    • Experiences of discrimination are associated with adverse health outcomes, including obesity. However, the mechanisms by which discrimination leads to obesity remain unclear. Utilizing multi-omics analyses of neuroimaging and fecal metabolites, researchers investigated the impact of discrimination exposure on brain reactivity to food images and associated dysregulations in the brain–gut–microbiome system. Read Discrimination Exposure Impacts Unhealthy Processing of Food Cues: Crosstalk Between the Brain and Gut.


  • Discrimination alters brain-gut ‘crosstalk,’ prompting poor food choices and increased health risks (2023)
    • People frequently exposed to racial or ethnic discrimination may be more susceptible to obesity and related health risks in part because of a stress response that changes biological processes and how we process food cues.

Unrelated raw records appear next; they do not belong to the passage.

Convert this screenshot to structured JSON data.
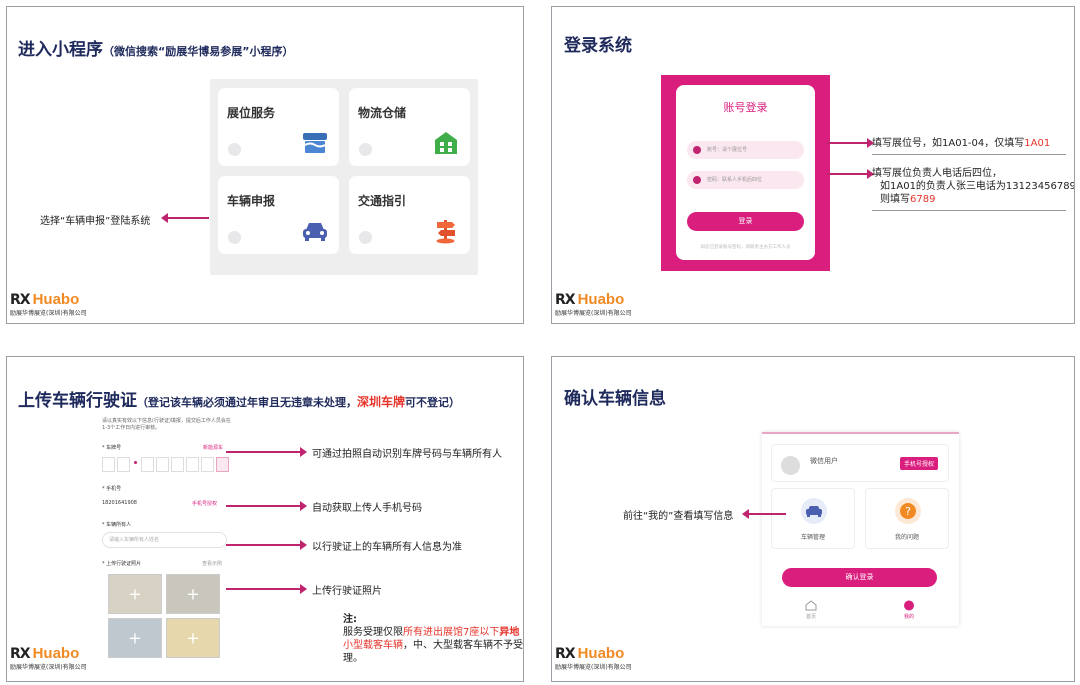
{
  "colors": {
    "accent": "#d91e7e",
    "title": "#1f2a5c",
    "highlight": "#e5332a",
    "logo_orange": "#f28a24"
  },
  "logo": {
    "mark": "RX",
    "brand": "Huabo",
    "company": "励展华博展览(深圳)有限公司"
  },
  "slide1": {
    "title": "进入小程序",
    "subtitle": "（微信搜索“励展华博易参展”小程序）",
    "menu": [
      {
        "label": "展位服务",
        "icon": "booth-icon"
      },
      {
        "label": "物流仓储",
        "icon": "warehouse-icon"
      },
      {
        "label": "车辆申报",
        "icon": "car-icon"
      },
      {
        "label": "交通指引",
        "icon": "signpost-icon"
      }
    ],
    "note": "选择“车辆申报”登陆系统"
  },
  "slide2": {
    "title": "登录系统",
    "login": {
      "heading": "账号登录",
      "account_placeholder": "账号：请个展位号",
      "password_placeholder": "密码：联系人手机后四位",
      "button": "登录",
      "footer": "如您已登录账号密码，请联系主办方工作人员"
    },
    "callout1_prefix": "填写展位号，如1A01-04，仅填写",
    "callout1_value": "1A01",
    "callout2_line1": "填写展位负责人电话后四位，",
    "callout2_line2": "如1A01的负责人张三电话为13123456789",
    "callout2_line3_prefix": "则填写",
    "callout2_line3_value": "6789"
  },
  "slide3": {
    "title": "上传车辆行驶证",
    "subtitle_a": "（登记该车辆必须",
    "subtitle_b": "通过年审且无违章未处理",
    "subtitle_c": "，",
    "subtitle_d": "深圳车牌",
    "subtitle_e": "可不登记",
    "subtitle_f": "）",
    "form": {
      "intro_1": "请以真实有效以下信息(行驶证)填报，提交后工作人员会在",
      "intro_2": "1-3个工作日内进行审核。",
      "plate_label": "* 车牌号",
      "plate_action": "新能源车",
      "phone_label": "* 手机号",
      "phone_value": "18201641908",
      "phone_action": "手机号授权",
      "owner_label": "* 车辆所有人",
      "owner_placeholder": "请输入车辆所有人姓名",
      "photo_label": "* 上传行驶证照片",
      "photo_action": "查看示例"
    },
    "notes": [
      "可通过拍照自动识别车牌号码与车辆所有人",
      "自动获取上传人手机号码",
      "以行驶证上的车辆所有人信息为准",
      "上传行驶证照片"
    ],
    "footnote": {
      "label": "注:",
      "t1": "服务受理仅限",
      "t2": "所有进出展馆7座以下",
      "t3": "异地",
      "t4": "小型载客车辆",
      "t5": "，中、大型载客车辆不予受",
      "t6": "理。"
    }
  },
  "slide4": {
    "title": "确认车辆信息",
    "profile": {
      "user": "微信用户",
      "badge": "手机号授权",
      "tile1": "车辆管理",
      "tile2": "我的问题",
      "button": "确认登录",
      "tab1": "首页",
      "tab2": "我的"
    },
    "note": "前往“我的”查看填写信息"
  }
}
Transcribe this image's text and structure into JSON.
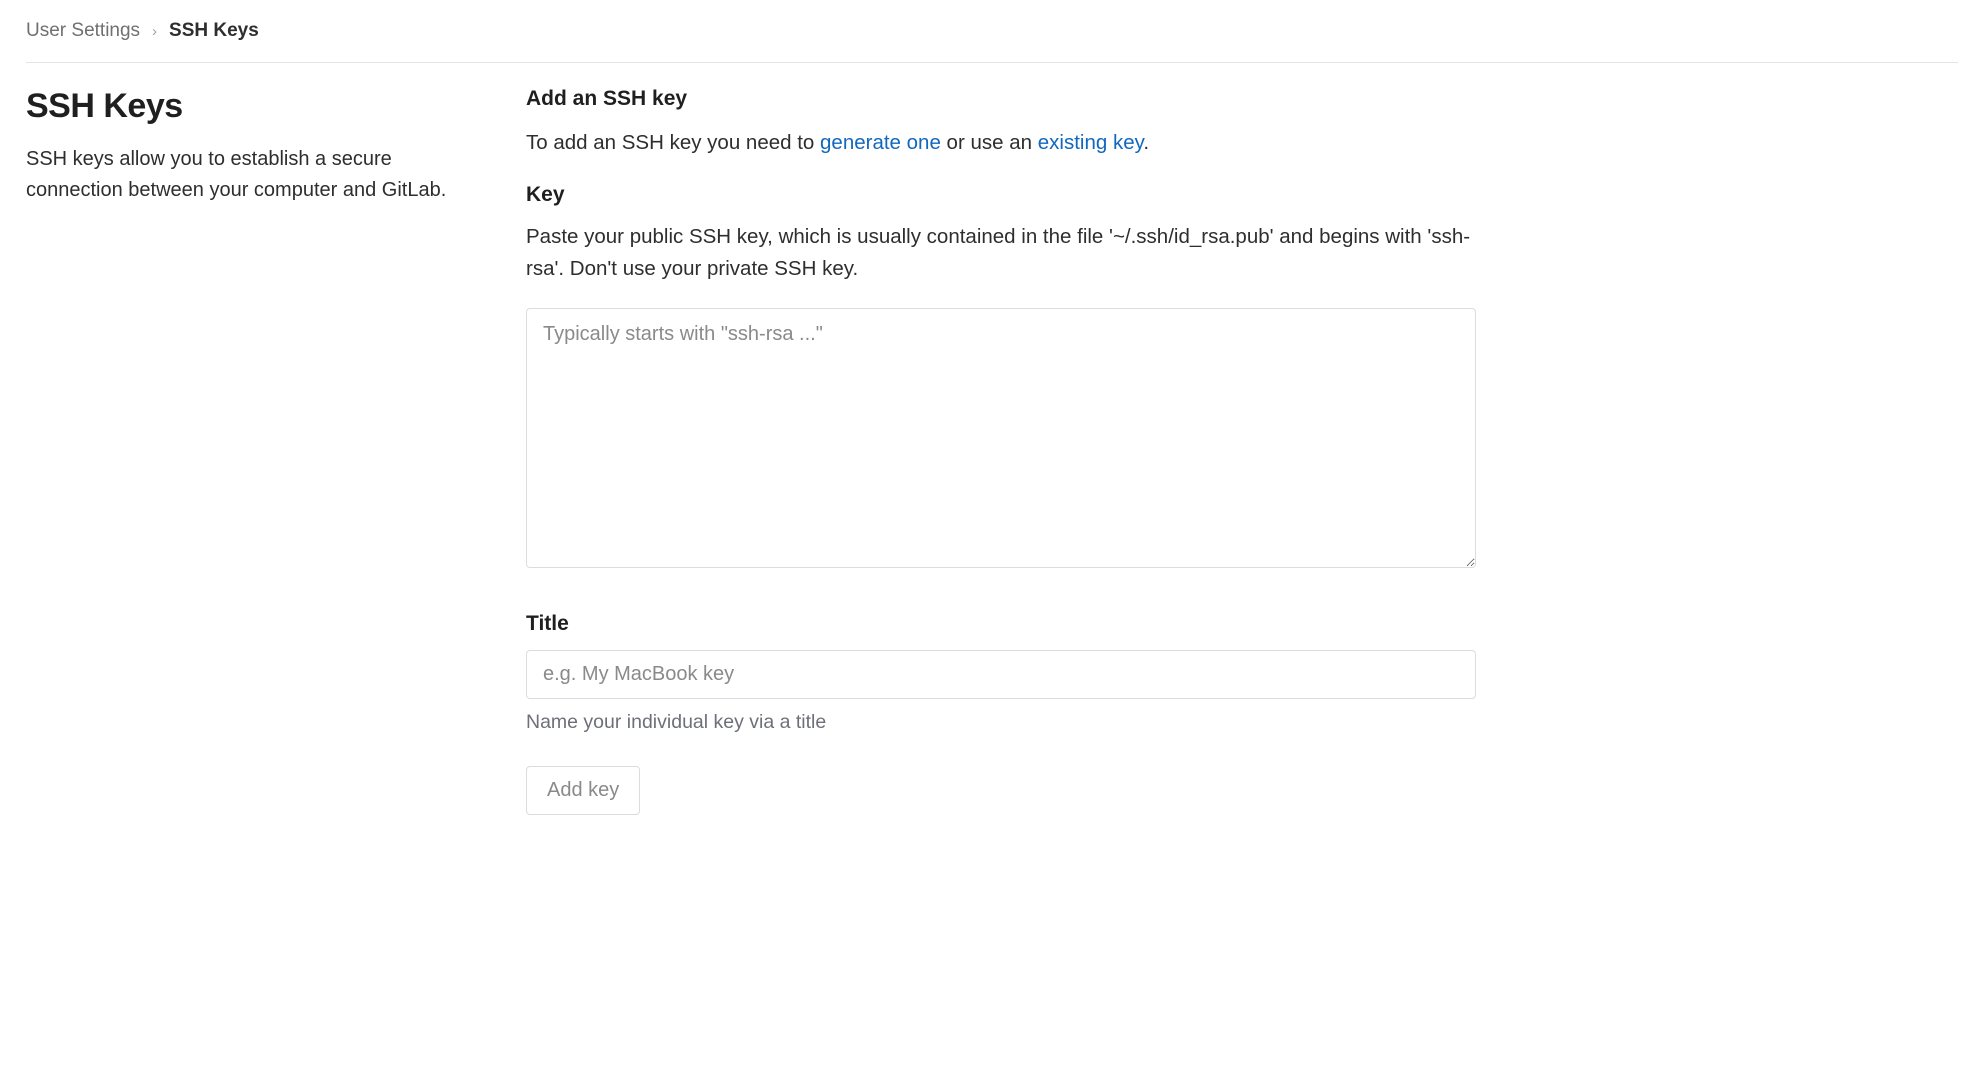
{
  "breadcrumb": {
    "parent": "User Settings",
    "current": "SSH Keys"
  },
  "sidebar": {
    "title": "SSH Keys",
    "description": "SSH keys allow you to establish a secure connection between your computer and GitLab."
  },
  "main": {
    "add_heading": "Add an SSH key",
    "add_text_prefix": "To add an SSH key you need to ",
    "link_generate": "generate one",
    "add_text_middle": " or use an ",
    "link_existing": "existing key",
    "add_text_suffix": ".",
    "key_label": "Key",
    "key_help": "Paste your public SSH key, which is usually contained in the file '~/.ssh/id_rsa.pub' and begins with 'ssh-rsa'. Don't use your private SSH key.",
    "key_placeholder": "Typically starts with \"ssh-rsa ...\"",
    "title_label": "Title",
    "title_placeholder": "e.g. My MacBook key",
    "title_help": "Name your individual key via a title",
    "add_button": "Add key"
  }
}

Arpana Gupta, PhD, co-director of the Goodman-Luskin Microbiome Center, was interviewed on the study that directly examined the effects of discrimination on responses to different types of food as influenced by the brain-gut microbiome system.
  • The association between disadvantaged neighborhoods and cortical microstructure and their relation to obesity (2023)

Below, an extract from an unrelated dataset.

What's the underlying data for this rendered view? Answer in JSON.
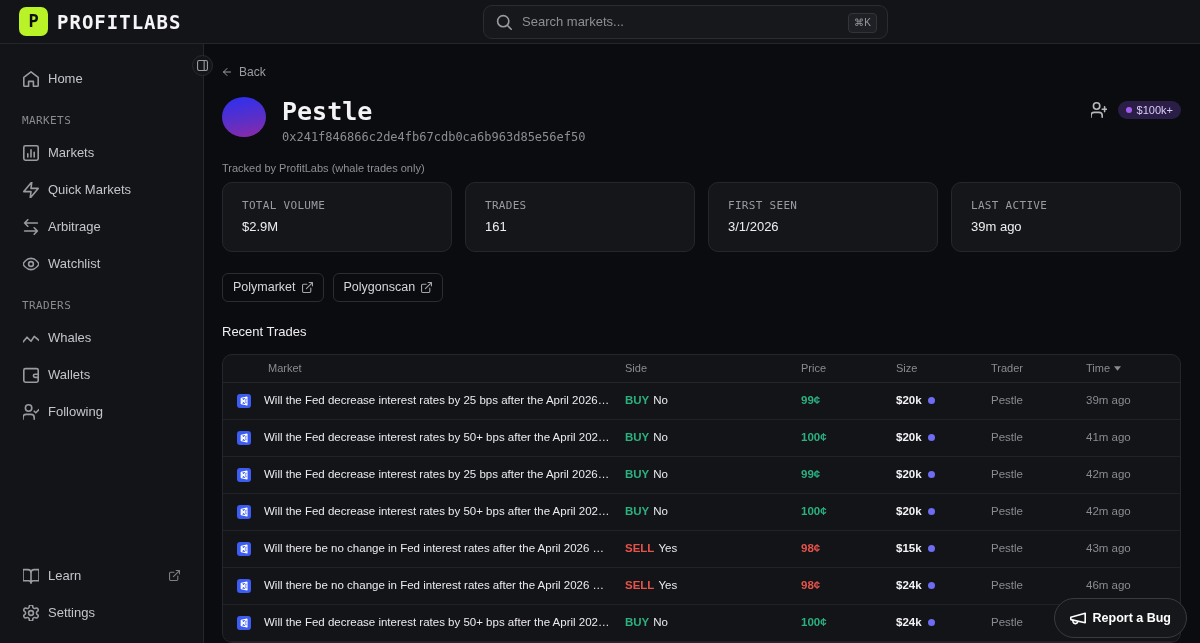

  • You are what you eat: Diet may affect your mood and brain function (2023)
    • If you struggle with mood changes and other behavioral health issues, there’s a chance that your diet has something to do with it. Arpana Gupta, PhD, co-director of the Goodman-Luskin Microbiome Center, and Shelby Yaceczko, MS, RDN-AP, CNSC, CSSD, advanced practice dietitian, discuss what the gut-brain system is, and how diet can affect it. Read article in UCLA Hedalth News & Insights
  • Accepted into the JEDI UCLA Mentoring Program (2023)
  • Sex-specific brain signals drive obesity differently in men and women (2023)
  • Brain scans show how different factors can influence obesity in men and women (2023)
    • Understanding the differences, researchers say, could have implications for more targeted approaches to weight loss. Dr. Arpana Gupta, co-director of the Goodman-Luskin Microbiome Center, provides expert commentary in this NBC article
  • Research on how advanced brain scans are revealing the differences in how men and women gain weight and how that can impacts our eating habits (2023)
  • UCLA study finds discriminatory experiences affect health of brain, body (2023)
    • "Discrimination is not just an issue for a person. It is not just an issue for a community or a racial or ethnic group. It is a public health issue.” Dr. Arpana Gupta is the co-director of the Goodman-Luskin Microbiome Center and Dr. Tien S. Dong is a health sciences assistant clinical professor of medicine.
  • Everyday experiences of racism can impact your brain-gut microbiome, new study shows (2023)
    • Arpana Gupta, PhD, and Tien S. Dong, MD, PhD, interviewed by MSNBC


  • How does racism make you sick? (2022)
    • Arpana Gupta, PhD, and Tien S. Dong, MD, PhD, publish new research in Biological Psychiatry on how stress, racism and discrimination impact biology.
  • UCLA Technology and Development Group (TDG) Innovation Fellowship: Sponsored by Startup UCLA, TDG, and the VCR, to help selected fellows at advancing entrepreneurial excellence and startup culture (PIs: Arpana Gupta, PhD/Tien S. Dong, MD, PhD) (2022)
    • We hope to use this opportunity to start our company ABioME, a company based on using select microbiome mixtures to develop supplements targeting the brain gut to help with specific disorders, behaviors and conditions.
  • Alterations in reward network functional connectivity are associated with increases food addiction in obese individual" received 2,310 downloads, placing it in the top 100 downloaded Neuroscience papers for Scientific Reports (2022)